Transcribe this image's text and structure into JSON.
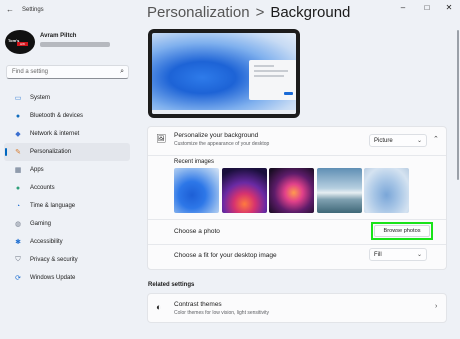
{
  "window": {
    "app_title": "Settings",
    "back_icon": "arrow-left-icon",
    "minimize_icon": "minimize-icon",
    "maximize_icon": "maximize-icon",
    "close_icon": "close-icon"
  },
  "profile": {
    "name": "Avram Piltch",
    "avatar_text": "Tom's",
    "avatar_badge": "HW"
  },
  "search": {
    "placeholder": "Find a setting",
    "icon": "search-icon"
  },
  "nav": {
    "items": [
      {
        "label": "System",
        "icon": "monitor-icon",
        "color": "#3b82d6"
      },
      {
        "label": "Bluetooth & devices",
        "icon": "bluetooth-icon",
        "color": "#0f6cbd"
      },
      {
        "label": "Network & internet",
        "icon": "wifi-icon",
        "color": "#3b6fd0"
      },
      {
        "label": "Personalization",
        "icon": "brush-icon",
        "color": "#d87a2a",
        "active": true
      },
      {
        "label": "Apps",
        "icon": "apps-icon",
        "color": "#5a6a82"
      },
      {
        "label": "Accounts",
        "icon": "person-icon",
        "color": "#2fa07a"
      },
      {
        "label": "Time & language",
        "icon": "globe-clock-icon",
        "color": "#2d78d4"
      },
      {
        "label": "Gaming",
        "icon": "gamepad-icon",
        "color": "#6c7686"
      },
      {
        "label": "Accessibility",
        "icon": "accessibility-icon",
        "color": "#1f6fd1"
      },
      {
        "label": "Privacy & security",
        "icon": "shield-icon",
        "color": "#6b7380"
      },
      {
        "label": "Windows Update",
        "icon": "update-icon",
        "color": "#1f6fd1"
      }
    ]
  },
  "breadcrumb": {
    "parent": "Personalization",
    "separator": ">",
    "current": "Background"
  },
  "personalize": {
    "title": "Personalize your background",
    "subtitle": "Customize the appearance of your desktop",
    "value": "Picture",
    "icon": "image-icon"
  },
  "recent": {
    "label": "Recent images"
  },
  "choose_photo": {
    "label": "Choose a photo",
    "button": "Browse photos"
  },
  "fit": {
    "label": "Choose a fit for your desktop image",
    "value": "Fill"
  },
  "related": {
    "heading": "Related settings",
    "contrast_title": "Contrast themes",
    "contrast_sub": "Color themes for low vision, light sensitivity",
    "icon": "contrast-icon"
  },
  "colors": {
    "accent": "#0067c0",
    "highlight": "#19e319"
  }
}
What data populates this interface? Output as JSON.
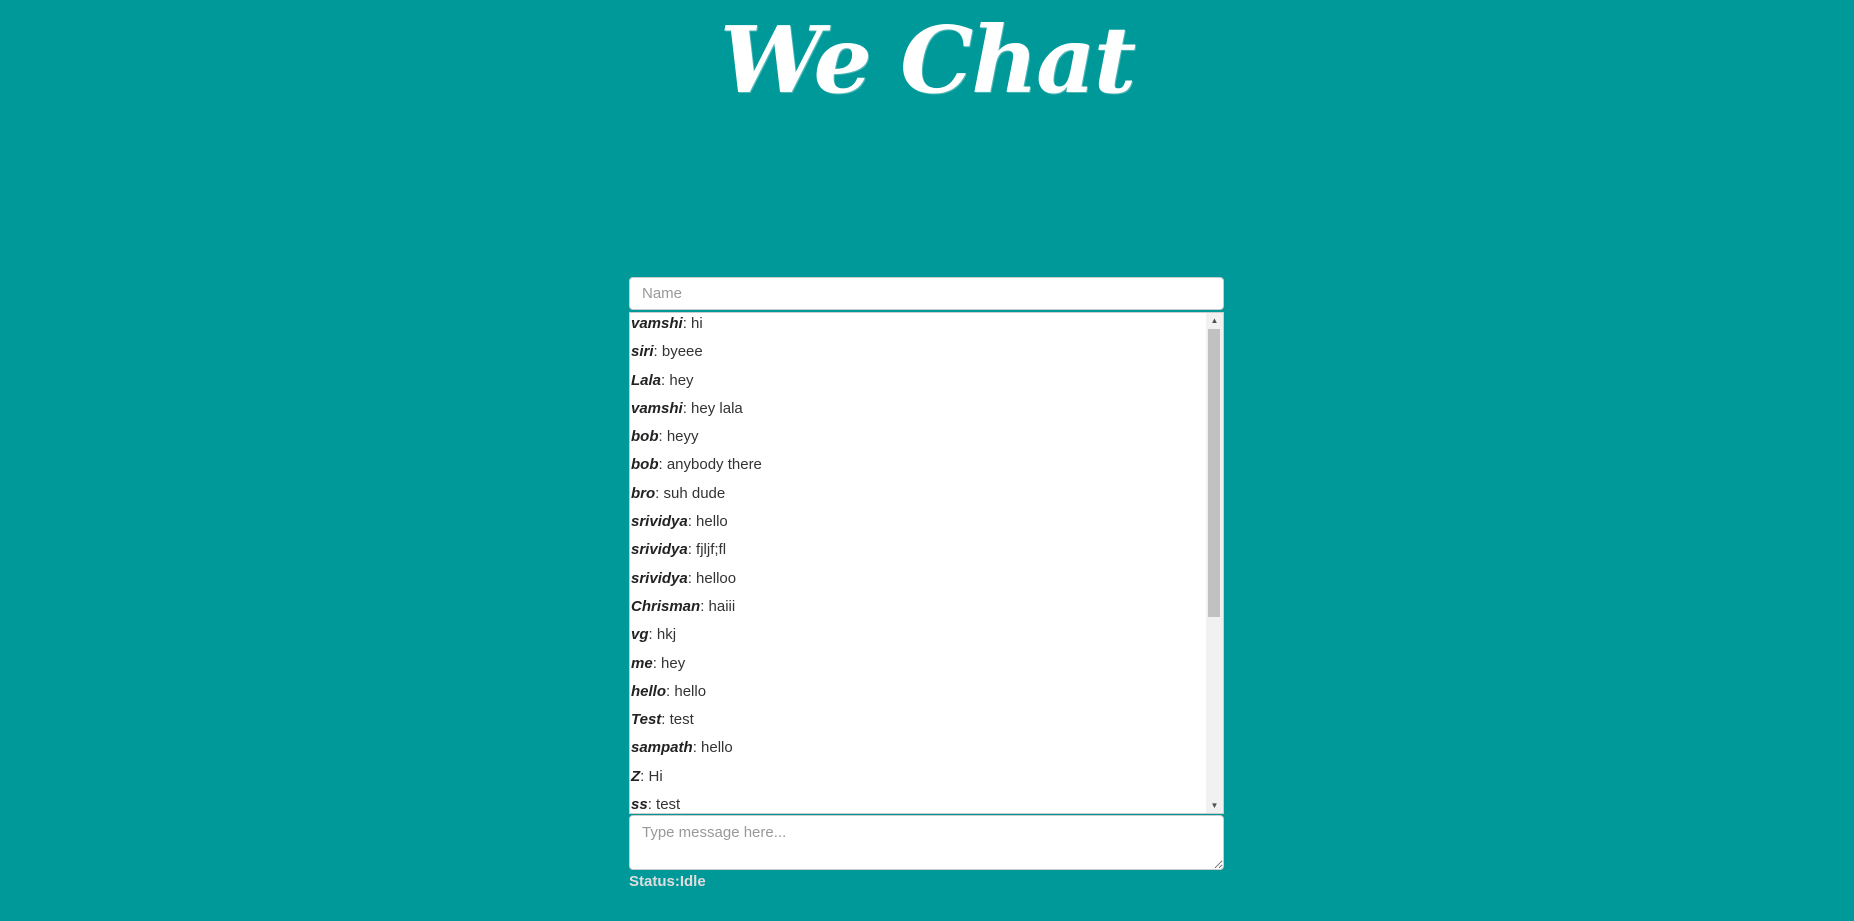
{
  "header": {
    "title": "We Chat"
  },
  "name_field": {
    "placeholder": "Name",
    "value": ""
  },
  "messages": [
    {
      "name": "vamshi",
      "text": ": hi"
    },
    {
      "name": "siri",
      "text": ": byeee"
    },
    {
      "name": "Lala",
      "text": ": hey"
    },
    {
      "name": "vamshi",
      "text": ": hey lala"
    },
    {
      "name": "bob",
      "text": ": heyy"
    },
    {
      "name": "bob",
      "text": ": anybody there"
    },
    {
      "name": "bro",
      "text": ": suh dude"
    },
    {
      "name": "srividya",
      "text": ": hello"
    },
    {
      "name": "srividya",
      "text": ": fjljf;fl"
    },
    {
      "name": "srividya",
      "text": ": helloo"
    },
    {
      "name": "Chrisman",
      "text": ": haiii"
    },
    {
      "name": "vg",
      "text": ": hkj"
    },
    {
      "name": "me",
      "text": ": hey"
    },
    {
      "name": "hello",
      "text": ": hello"
    },
    {
      "name": "Test",
      "text": ": test"
    },
    {
      "name": "sampath",
      "text": ": hello"
    },
    {
      "name": "Z",
      "text": ": Hi"
    },
    {
      "name": "ss",
      "text": ": test"
    }
  ],
  "message_field": {
    "placeholder": "Type message here...",
    "value": ""
  },
  "status": {
    "text": "Status:Idle"
  },
  "colors": {
    "background": "#009999",
    "title": "#ffffff",
    "status": "#dddddd"
  },
  "icons": {
    "scroll_up": "scroll-up-arrow-icon",
    "scroll_down": "scroll-down-arrow-icon"
  }
}
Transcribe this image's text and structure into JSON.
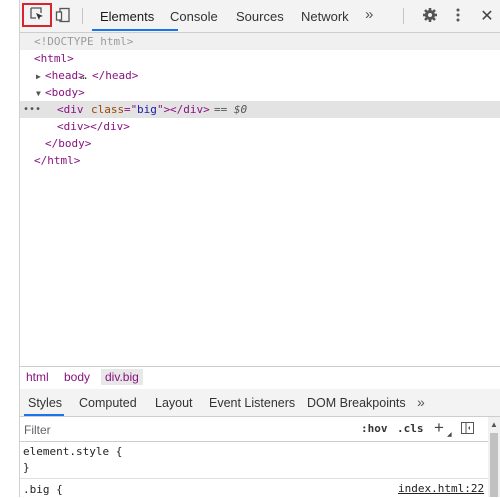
{
  "toolbar": {
    "icons": [
      "inspect-element-icon",
      "device-toolbar-icon",
      "gear-icon",
      "kebab-menu-icon",
      "close-icon"
    ],
    "tabs": [
      {
        "label": "Elements",
        "active": true
      },
      {
        "label": "Console",
        "active": false
      },
      {
        "label": "Sources",
        "active": false
      },
      {
        "label": "Network",
        "active": false
      }
    ],
    "more": "»",
    "close": "✕",
    "accent_color": "#1a73e8",
    "inspect_highlight_color": "#d9232e"
  },
  "dom_tree": {
    "doctype": "<!DOCTYPE html>",
    "html_open": "<html>",
    "head_open": "<head>",
    "head_ellipsis": "…",
    "head_close": "</head>",
    "body_open": "<body>",
    "div_open_tag": "<div",
    "div_attr_name": "class",
    "div_attr_eq": "=\"",
    "div_attr_value": "big",
    "div_attr_close": "\">",
    "div_close": "</div>",
    "selected_marker": "== $0",
    "div2": "<div></div>",
    "body_close": "</body>",
    "html_close": "</html>",
    "selected_bg": "#e3e3e3"
  },
  "breadcrumbs": [
    {
      "label": "html",
      "active": false
    },
    {
      "label": "body",
      "active": false
    },
    {
      "label": "div.big",
      "active": true
    }
  ],
  "styles_tabs": [
    {
      "label": "Styles",
      "active": true
    },
    {
      "label": "Computed",
      "active": false
    },
    {
      "label": "Layout",
      "active": false
    },
    {
      "label": "Event Listeners",
      "active": false
    },
    {
      "label": "DOM Breakpoints",
      "active": false
    }
  ],
  "styles_more": "»",
  "filter": {
    "placeholder": "Filter",
    "hov": ":hov",
    "cls": ".cls",
    "plus": "+"
  },
  "rules": {
    "element_style_open": "element.style {",
    "element_style_close": "}",
    "big_selector": ".big {",
    "source": "index.html:22"
  }
}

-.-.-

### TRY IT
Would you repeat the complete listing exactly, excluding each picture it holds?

### SOLUTION TO THE PROBLEM
Transcribe this image's text and structure into JSON.
{
  "window": {
    "app_title": "Settings",
    "back_icon": "arrow-left-icon",
    "minimize_icon": "minimize-icon",
    "maximize_icon": "maximize-icon",
    "close_icon": "close-icon"
  },
  "profile": {
    "name": "Avram Piltch",
    "avatar_text": "Tom's",
    "avatar_badge": "HW"
  },
  "search": {
    "placeholder": "Find a setting",
    "icon": "search-icon"
  },
  "nav": {
    "items": [
      {
        "label": "System",
        "icon": "monitor-icon",
        "color": "#3b82d6"
      },
      {
        "label": "Bluetooth & devices",
        "icon": "bluetooth-icon",
        "color": "#0f6cbd"
      },
      {
        "label": "Network & internet",
        "icon": "wifi-icon",
        "color": "#3b6fd0"
      },
      {
        "label": "Personalization",
        "icon": "brush-icon",
        "color": "#d87a2a",
        "active": true
      },
      {
        "label": "Apps",
        "icon": "apps-icon",
        "color": "#5a6a82"
      },
      {
        "label": "Accounts",
        "icon": "person-icon",
        "color": "#2fa07a"
      },
      {
        "label": "Time & language",
        "icon": "globe-clock-icon",
        "color": "#2d78d4"
      },
      {
        "label": "Gaming",
        "icon": "gamepad-icon",
        "color": "#6c7686"
      },
      {
        "label": "Accessibility",
        "icon": "accessibility-icon",
        "color": "#1f6fd1"
      },
      {
        "label": "Privacy & security",
        "icon": "shield-icon",
        "color": "#6b7380"
      },
      {
        "label": "Windows Update",
        "icon": "update-icon",
        "color": "#1f6fd1"
      }
    ]
  },
  "breadcrumb": {
    "parent": "Personalization",
    "separator": ">",
    "current": "Background"
  },
  "personalize": {
    "title": "Personalize your background",
    "subtitle": "Customize the appearance of your desktop",
    "value": "Picture",
    "icon": "image-icon"
  },
  "recent": {
    "label": "Recent images"
  },
  "choose_photo": {
    "label": "Choose a photo",
    "button": "Browse photos"
  },
  "fit": {
    "label": "Choose a fit for your desktop image",
    "value": "Fill"
  },
  "related": {
    "heading": "Related settings",
    "contrast_title": "Contrast themes",
    "contrast_sub": "Color themes for low vision, light sensitivity",
    "icon": "contrast-icon"
  },
  "colors": {
    "accent": "#0067c0",
    "highlight": "#19e319"
  }
}
What data populates this interface? Output as JSON.
{
  "header": {
    "title": "We Chat"
  },
  "name_field": {
    "placeholder": "Name",
    "value": ""
  },
  "messages": [
    {
      "name": "vamshi",
      "text": ": hi"
    },
    {
      "name": "siri",
      "text": ": byeee"
    },
    {
      "name": "Lala",
      "text": ": hey"
    },
    {
      "name": "vamshi",
      "text": ": hey lala"
    },
    {
      "name": "bob",
      "text": ": heyy"
    },
    {
      "name": "bob",
      "text": ": anybody there"
    },
    {
      "name": "bro",
      "text": ": suh dude"
    },
    {
      "name": "srividya",
      "text": ": hello"
    },
    {
      "name": "srividya",
      "text": ": fjljf;fl"
    },
    {
      "name": "srividya",
      "text": ": helloo"
    },
    {
      "name": "Chrisman",
      "text": ": haiii"
    },
    {
      "name": "vg",
      "text": ": hkj"
    },
    {
      "name": "me",
      "text": ": hey"
    },
    {
      "name": "hello",
      "text": ": hello"
    },
    {
      "name": "Test",
      "text": ": test"
    },
    {
      "name": "sampath",
      "text": ": hello"
    },
    {
      "name": "Z",
      "text": ": Hi"
    },
    {
      "name": "ss",
      "text": ": test"
    }
  ],
  "message_field": {
    "placeholder": "Type message here...",
    "value": ""
  },
  "status": {
    "text": "Status:Idle"
  },
  "colors": {
    "background": "#009999",
    "title": "#ffffff",
    "status": "#dddddd"
  },
  "icons": {
    "scroll_up": "scroll-up-arrow-icon",
    "scroll_down": "scroll-down-arrow-icon"
  }
}
Transcribe this image's text and structure into JSON.
{
  "toolbar": {
    "icons": [
      "inspect-element-icon",
      "device-toolbar-icon",
      "gear-icon",
      "kebab-menu-icon",
      "close-icon"
    ],
    "tabs": [
      {
        "label": "Elements",
        "active": true
      },
      {
        "label": "Console",
        "active": false
      },
      {
        "label": "Sources",
        "active": false
      },
      {
        "label": "Network",
        "active": false
      }
    ],
    "more": "»",
    "close": "✕",
    "accent_color": "#1a73e8",
    "inspect_highlight_color": "#d9232e"
  },
  "dom_tree": {
    "doctype": "<!DOCTYPE html>",
    "html_open": "<html>",
    "head_open": "<head>",
    "head_ellipsis": "…",
    "head_close": "</head>",
    "body_open": "<body>",
    "div_open_tag": "<div",
    "div_attr_name": "class",
    "div_attr_eq": "=\"",
    "div_attr_value": "big",
    "div_attr_close": "\">",
    "div_close": "</div>",
    "selected_marker": "== $0",
    "div2": "<div></div>",
    "body_close": "</body>",
    "html_close": "</html>",
    "selected_bg": "#e3e3e3"
  },
  "breadcrumbs": [
    {
      "label": "html",
      "active": false
    },
    {
      "label": "body",
      "active": false
    },
    {
      "label": "div.big",
      "active": true
    }
  ],
  "styles_tabs": [
    {
      "label": "Styles",
      "active": true
    },
    {
      "label": "Computed",
      "active": false
    },
    {
      "label": "Layout",
      "active": false
    },
    {
      "label": "Event Listeners",
      "active": false
    },
    {
      "label": "DOM Breakpoints",
      "active": false
    }
  ],
  "styles_more": "»",
  "filter": {
    "placeholder": "Filter",
    "hov": ":hov",
    "cls": ".cls",
    "plus": "+"
  },
  "rules": {
    "element_style_open": "element.style {",
    "element_style_close": "}",
    "big_selector": ".big {",
    "source": "index.html:22"
  }
}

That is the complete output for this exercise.